### Data to use
--

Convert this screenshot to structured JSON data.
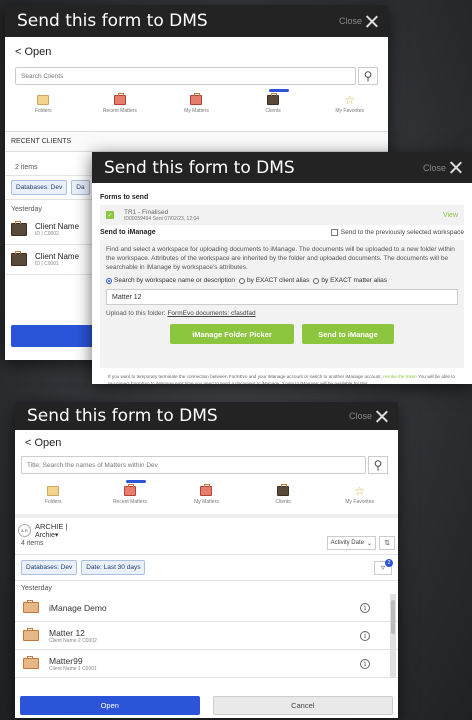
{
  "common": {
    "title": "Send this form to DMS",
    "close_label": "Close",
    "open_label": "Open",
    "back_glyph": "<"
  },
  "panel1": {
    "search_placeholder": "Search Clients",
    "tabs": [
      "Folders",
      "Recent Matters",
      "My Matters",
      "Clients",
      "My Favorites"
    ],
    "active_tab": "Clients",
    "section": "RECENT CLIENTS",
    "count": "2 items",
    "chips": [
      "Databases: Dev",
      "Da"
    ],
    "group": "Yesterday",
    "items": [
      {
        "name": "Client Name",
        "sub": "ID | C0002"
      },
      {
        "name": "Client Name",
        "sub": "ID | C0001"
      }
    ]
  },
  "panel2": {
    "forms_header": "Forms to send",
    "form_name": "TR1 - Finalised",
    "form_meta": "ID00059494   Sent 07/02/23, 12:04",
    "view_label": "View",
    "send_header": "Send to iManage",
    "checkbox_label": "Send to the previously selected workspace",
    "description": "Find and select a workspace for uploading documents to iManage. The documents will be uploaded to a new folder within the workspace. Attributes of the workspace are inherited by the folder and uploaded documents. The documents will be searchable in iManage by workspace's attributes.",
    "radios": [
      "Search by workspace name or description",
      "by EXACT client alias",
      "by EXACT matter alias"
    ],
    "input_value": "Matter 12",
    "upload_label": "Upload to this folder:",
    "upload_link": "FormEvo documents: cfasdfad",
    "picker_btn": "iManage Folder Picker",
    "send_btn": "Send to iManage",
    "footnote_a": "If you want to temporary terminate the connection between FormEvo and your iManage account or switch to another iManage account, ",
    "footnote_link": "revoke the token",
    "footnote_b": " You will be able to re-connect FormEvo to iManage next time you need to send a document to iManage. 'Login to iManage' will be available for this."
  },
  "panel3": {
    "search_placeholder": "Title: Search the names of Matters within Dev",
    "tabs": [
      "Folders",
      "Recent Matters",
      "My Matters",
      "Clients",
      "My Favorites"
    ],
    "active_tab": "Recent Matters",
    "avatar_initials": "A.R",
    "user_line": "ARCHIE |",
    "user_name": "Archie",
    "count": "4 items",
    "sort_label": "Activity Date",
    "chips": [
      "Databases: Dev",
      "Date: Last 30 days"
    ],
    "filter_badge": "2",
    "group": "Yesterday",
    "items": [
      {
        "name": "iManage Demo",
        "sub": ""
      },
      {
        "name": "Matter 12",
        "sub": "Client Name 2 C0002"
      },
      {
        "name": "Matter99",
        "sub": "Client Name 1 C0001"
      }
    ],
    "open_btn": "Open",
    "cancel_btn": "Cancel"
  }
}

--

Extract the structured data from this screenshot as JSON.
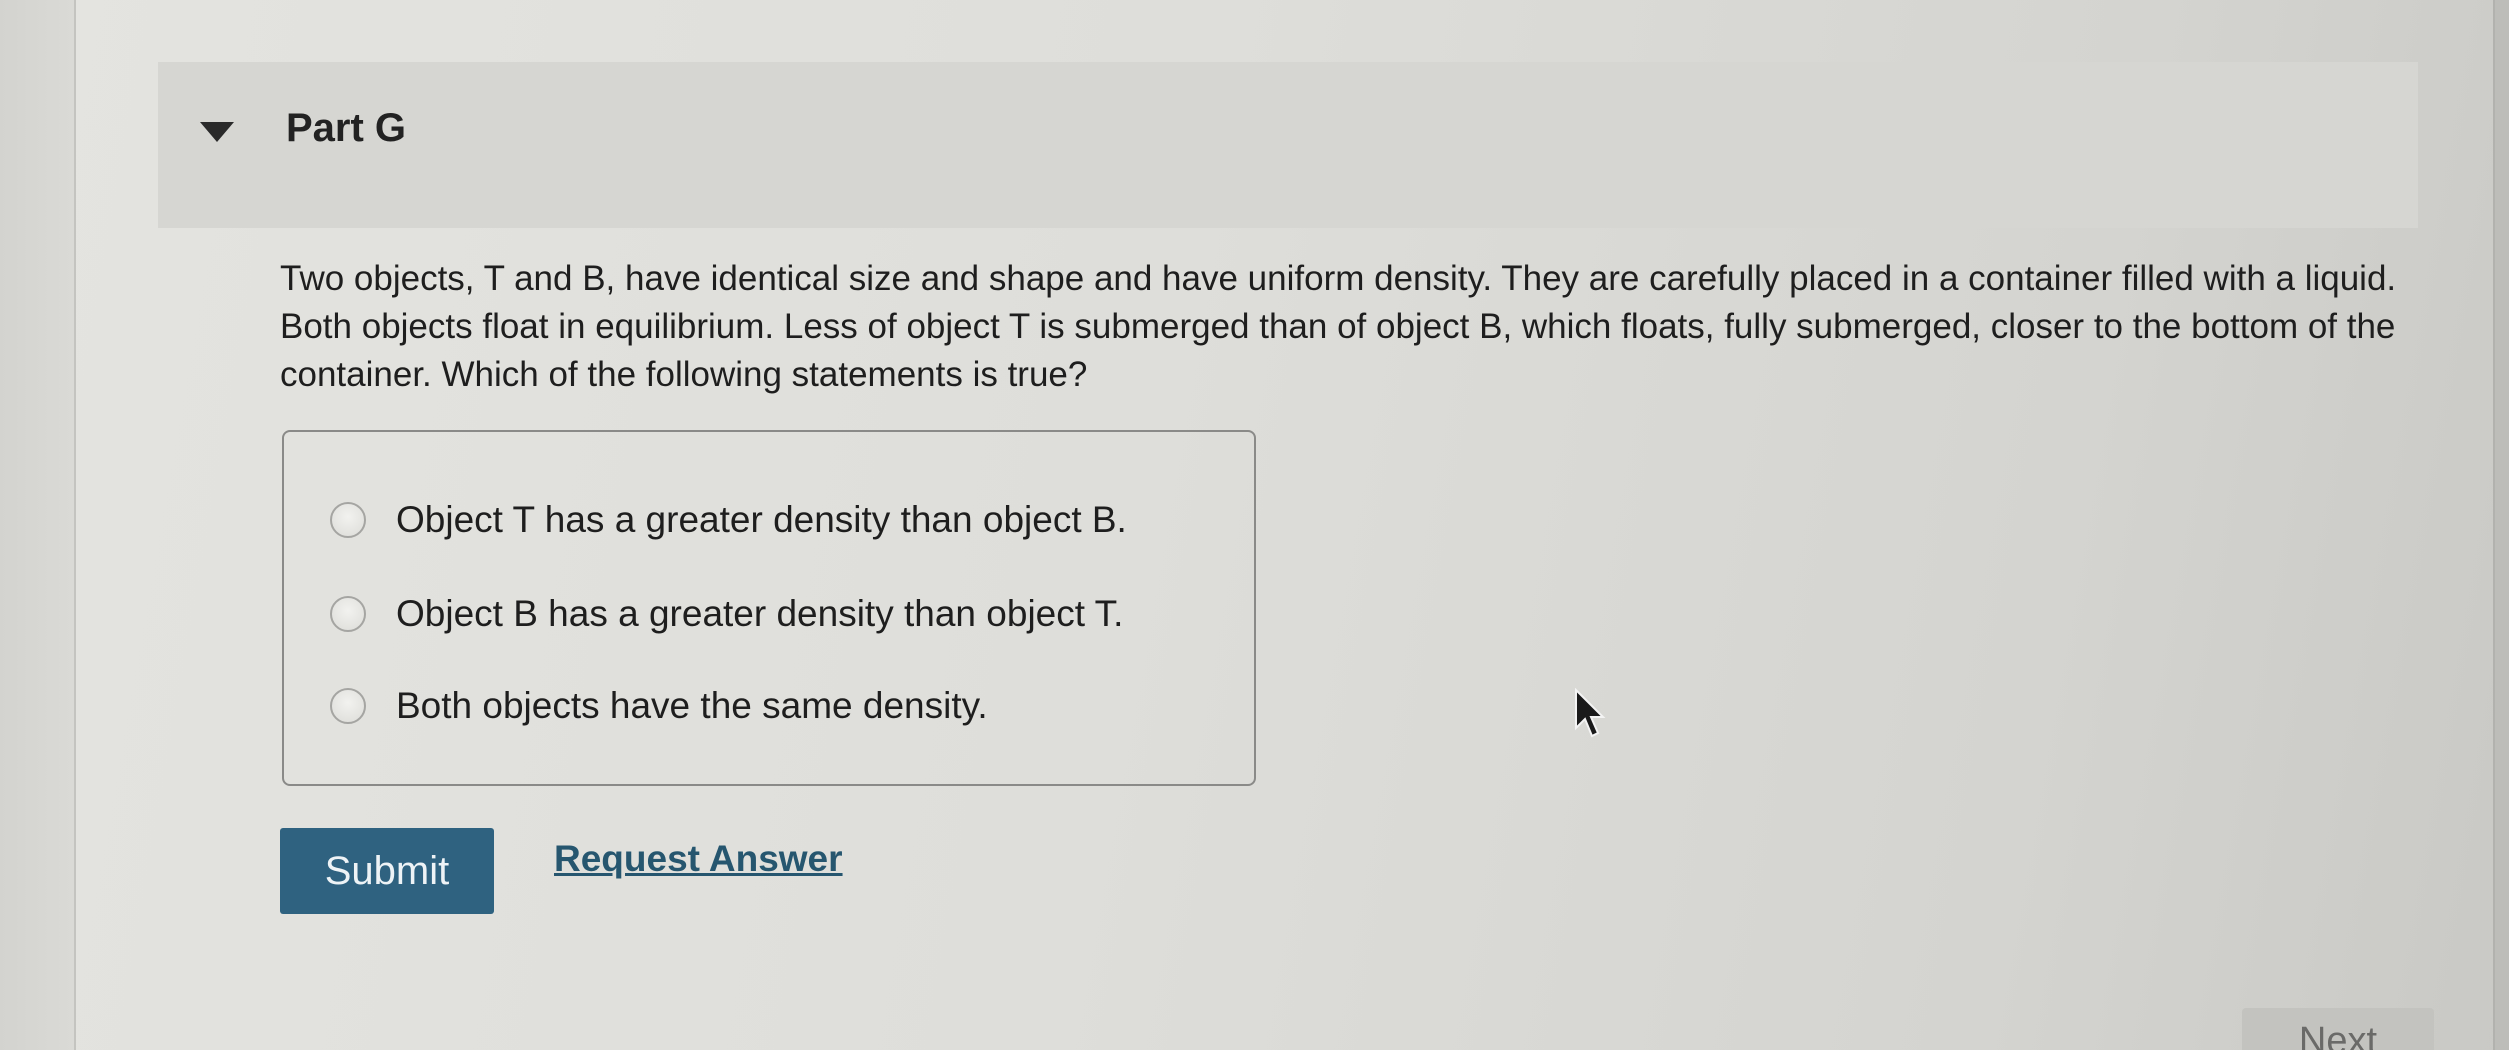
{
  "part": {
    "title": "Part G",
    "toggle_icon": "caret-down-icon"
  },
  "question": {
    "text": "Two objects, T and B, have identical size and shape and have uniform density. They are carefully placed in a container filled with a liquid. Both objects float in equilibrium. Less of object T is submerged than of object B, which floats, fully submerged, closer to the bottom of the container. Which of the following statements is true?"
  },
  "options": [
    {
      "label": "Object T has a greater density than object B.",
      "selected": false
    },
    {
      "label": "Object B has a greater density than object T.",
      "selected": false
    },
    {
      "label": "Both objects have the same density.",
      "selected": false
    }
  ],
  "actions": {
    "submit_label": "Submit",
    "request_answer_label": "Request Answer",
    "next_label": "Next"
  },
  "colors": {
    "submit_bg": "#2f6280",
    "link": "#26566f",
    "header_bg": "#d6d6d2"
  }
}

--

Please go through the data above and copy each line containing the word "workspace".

    "checkbox_label": "Send to the previously selected workspace",
    "description": "Find and select a workspace for uploading documents to iManage. The documents will be uploaded to a new folder within the workspace. Attributes of the workspace are inherited by the folder and uploaded documents. The documents will be searchable in iManage by workspace's attributes.",
      "Search by workspace name or description",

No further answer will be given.